Series: The Iron Fey #1
Published by: Harlequin Teen on January 26, 2010
Genre: Fantasy, Romance
Meghan Chase has a secret destiny—one she could never have imagined...
Something has always felt slightly off in Meghan's life, ever since her father disappeared before her eyes when she was six. She has never quite fit in at school...or at home.
When a dark stranger begins watching her from afar, and her prankster best friend becomes strangely protective of her, Meghan senses that everything she's known is about to change.
But she could never have guessed the truth—that she is the daughter of a mythical faery king and is a pawn in a deadly war. Now Meghan will learn just how far she'll go to save someone she cares about, to stop a mysterious evil no faery creature dare face...and to find love with a young prince who might rather see her dead than let her touch his icy heart.
Judging by all the amazing reviews, I expected The Iron King to wow me, but it sooo didn’t.
The #1 problem for me was my lack of feeling towards this book. I didn’t care about any of it, really. I never cared about Meghan or her fate. I felt like I barely even knew her. She, along with most of the other characters, were so two dimensional. I never got invested in any of them. I didn’t care if they lived or died.
But to make matters worse, I often found Meghan to be annoyingly naïve and sometimes just plain stupid. At the beginning, she accepted the existence of the Fae and the Nevernever far too easily. She was basically like, “Okay, there’s this entire other world full of creatures that I never knew existed. That’s fine. Now what do we do?” There was no resistance or denial; she just accepted it. But then, she was told that she’s actually the daughter of the faery king and there are multiple pieces of evidence to support that, but she refuses to believe it for, like, ever. And she’s told that because she’s his daughter she has some powers, but again she refuses to believe it’s even POSSIBLE.
“I will never understand humans,” he muttered. “With everything you have seen, magic, fey, monsters, and miracles, you still could not believe you could become invisible.”
Or, another example, she’s gone in and out of the Nevernever multiple times. She walks in through one part of the US, trots around the Nevernever, and comes out a few states away. Then, when they get ready to do the same thing later, she suddenly acts like these Nevernever “wormholes” just don’t exist and she can’t effortlessly travel around the country like the Fae can. It’s like she’s forgotten all the magical traveling they’ve already done before.

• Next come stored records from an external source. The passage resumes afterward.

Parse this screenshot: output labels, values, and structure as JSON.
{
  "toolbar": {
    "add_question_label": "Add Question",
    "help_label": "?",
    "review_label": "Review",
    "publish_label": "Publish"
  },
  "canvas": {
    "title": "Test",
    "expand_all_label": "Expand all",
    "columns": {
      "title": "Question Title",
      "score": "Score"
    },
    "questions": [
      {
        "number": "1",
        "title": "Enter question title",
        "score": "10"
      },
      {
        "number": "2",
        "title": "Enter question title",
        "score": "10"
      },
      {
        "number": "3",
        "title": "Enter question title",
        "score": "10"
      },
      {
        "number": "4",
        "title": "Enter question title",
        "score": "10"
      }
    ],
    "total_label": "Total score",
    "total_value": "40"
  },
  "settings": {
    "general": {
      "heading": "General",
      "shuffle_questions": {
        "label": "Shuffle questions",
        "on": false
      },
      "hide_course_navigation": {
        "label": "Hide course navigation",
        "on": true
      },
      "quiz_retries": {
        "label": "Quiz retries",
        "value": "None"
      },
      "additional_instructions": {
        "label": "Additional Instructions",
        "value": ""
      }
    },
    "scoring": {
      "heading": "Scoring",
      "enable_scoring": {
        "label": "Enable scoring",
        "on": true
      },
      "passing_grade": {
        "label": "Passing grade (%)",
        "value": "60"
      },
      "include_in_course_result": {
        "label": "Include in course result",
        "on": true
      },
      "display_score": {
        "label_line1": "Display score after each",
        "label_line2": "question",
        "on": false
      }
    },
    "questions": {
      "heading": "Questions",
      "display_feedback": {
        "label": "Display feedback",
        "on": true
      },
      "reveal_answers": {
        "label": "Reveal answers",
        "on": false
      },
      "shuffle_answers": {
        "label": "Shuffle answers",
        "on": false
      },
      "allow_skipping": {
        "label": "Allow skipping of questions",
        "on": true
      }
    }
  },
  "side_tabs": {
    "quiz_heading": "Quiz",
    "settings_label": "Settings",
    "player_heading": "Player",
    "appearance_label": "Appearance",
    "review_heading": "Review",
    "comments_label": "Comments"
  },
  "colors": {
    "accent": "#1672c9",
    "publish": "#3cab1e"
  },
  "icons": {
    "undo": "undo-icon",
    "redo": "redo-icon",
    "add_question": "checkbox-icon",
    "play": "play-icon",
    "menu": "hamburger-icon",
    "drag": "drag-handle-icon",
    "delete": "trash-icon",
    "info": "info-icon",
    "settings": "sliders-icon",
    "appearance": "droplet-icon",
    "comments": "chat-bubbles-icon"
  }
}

“You’re talking about New Orleans. [..] That’s hundreds of miles away!” I protested. “I have no car and no money for a plane ticket. How are we going to get there—or were we planning to hitchhike?”
You’re traveling around with Fae in the Nevernever and you seriously think you’re going to have to take a plane ride or hitchhike to get somewhere?
I was also annoyed with Meghan’s refusal to kill anyone. People would be trying to kill her and her friends, then her friends retaliate in self-defense, and she scolds her friends for killing them. Fair enough if you don’t want your friends killing people in cold blood, but these people are trying to kill you! The only way to come out unscathed is to attack them back, but she’s standing there playing peacekeeper.
Then, Meghan just had a few stupid, WTF moments. Example: it starts raining, then this happens:
Water splashed over my jeans, and I yelped as something burned my skin.
We examined my leg. Tiny holes marred my jeans where the drops had hit, the material seared away, the skin underneath red and burned. It throbbed as if I’d jabbed needles into my flesh.
My first thought would be: acidic rain. As in, stay the fuck away. But Meghan’s first impulse is to stick her hand outside to feel for more:
“What the heck?” I muttered, glaring into the storm. It looked like ordinary rain—gray, misty, somewhat depressing. Almost compulsively, I stuck my hand toward the opening, where the water dripped over the edge of the tube.
The final straw for me was the romance. There is no romance for 90% of the book. Literally, none. Not a single flirty conversation or romantic hint. Then all of a sudden, at like 90% View Spoiler » [Meghan and Alex randomly make out. Randomly. I shit you not. One minute they’re fighting an iron dragon, the next minute we get this quote: “I looked up at him, and then he was kissing me.” Uhhh WHAT?? Where did that come from? And when they finally come up for air, they act like they’re immediately dating and need to explain this to their parents. O_O I have no idea where that came from, but I’m not onboard with it. « Hide Spoiler]
Overall, I just didn’t like this book. I didn’t like the tone, which felt childish and very “Alice in Wonderland” (in terms of vibe and target audience). Meghan was annoying as hell. And the romance just popped up out of thin air.
A few people have told me that the series gets REALLY good after the second book, but I’m not sure if I’m going to make it that far.